On Fri, Aug 23, 2013 at 10:10:13AM +0200, Bastian B. wrote:

I wonder why the OFDM Cyclic Prefixer uses the samples at the

beginning of the symbol to calculate the roll off. I would have

expected that the samples from the end of the previous symbol are

used. So something like this:

https://github.com/bastibl/gnuradio/commit/1a1f0f92cedac90ccadf5e42f4e09b3188b04352

But since also the unit test expects the samples from the start of

the symbol I might get the concept totally wrong.

First:

I’m not saying there’s definitely no bug in that code–checking that has

been high on my priority list. Just not high enough

That said, the samples can’t be from the end of the previous symbol, as

that would actually shorten the OFDM symbol duration. You’re copying the

last few samples of the OFDM symbol, right?

Think of it a bit like a filter. We start with rectangular pulse shapes,

and OFDM symbols have length T (or N samples), including the cyclic

prefix.

Now we want the same thing, but with pulse shaping. We cannot simply

change the duration of the OFDM symbol (well, we could, but we want a

fair comparison). If we’d be filtering the OFDM symbol in time domain,

we’d expect the delay line of the filter to trail the output, adding a

few samples to the OFDM symbol (but they would leak into the next

symbol, which means the OFDM symbol spacing is still T).

Only we’re not filtering–we’re adding a tapering window in time domain.

At the beginning of the symbol, we can simply multiply the samples with

the up-ramp of our tapering window (we use a raised cosine flank).

So what happens at the end? We could do the same: Multiply the last few

samples with the down-ramp. But then we’re simply throwing away energy.

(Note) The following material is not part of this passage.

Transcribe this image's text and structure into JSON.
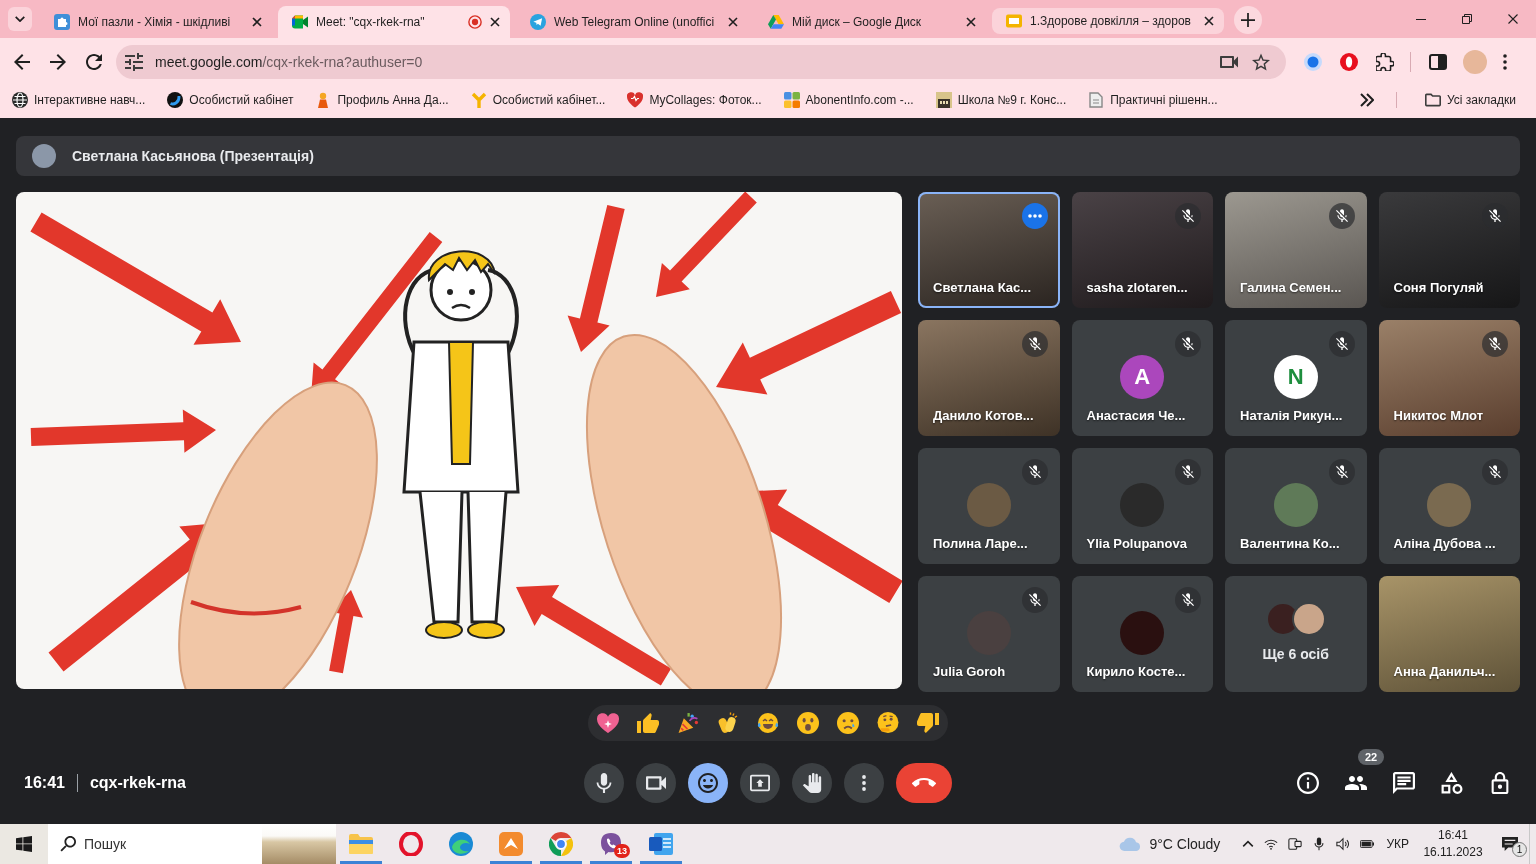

It would be much nicer if the down-ramp came *after* the symbol, during

the up-ramp of the following symbol. This is achieved by adding samples

from the beginning of the symbol (think of it as a “cyclic postfix”) and

multiply those with the down-ramp of the tapering window.

In fact, this cyclic postfix is the *only* correct continuation of the

OFDM symbol, because of continuous phase. It looks like your solution

does not have continuous phase.

MB

PS: Do you have a copy of Nachrichtenübertragung (Kammeyer)? He explains

it quite well in Chapter 16.4.

–

Karlsruhe Institute of Technology (KIT)

Communications Engineering Lab (CEL)

Dipl.-Ing. Martin B.

Research Associate

Kaiserstraße 12

Building 05.01

76131 Karlsruhe

Phone: +49 721 608-43790

Fax: +49 721 608-46071

www.cel.kit.edu

KIT – University of the State of Baden-Württemberg and

National Laboratory of the Helmholtz Association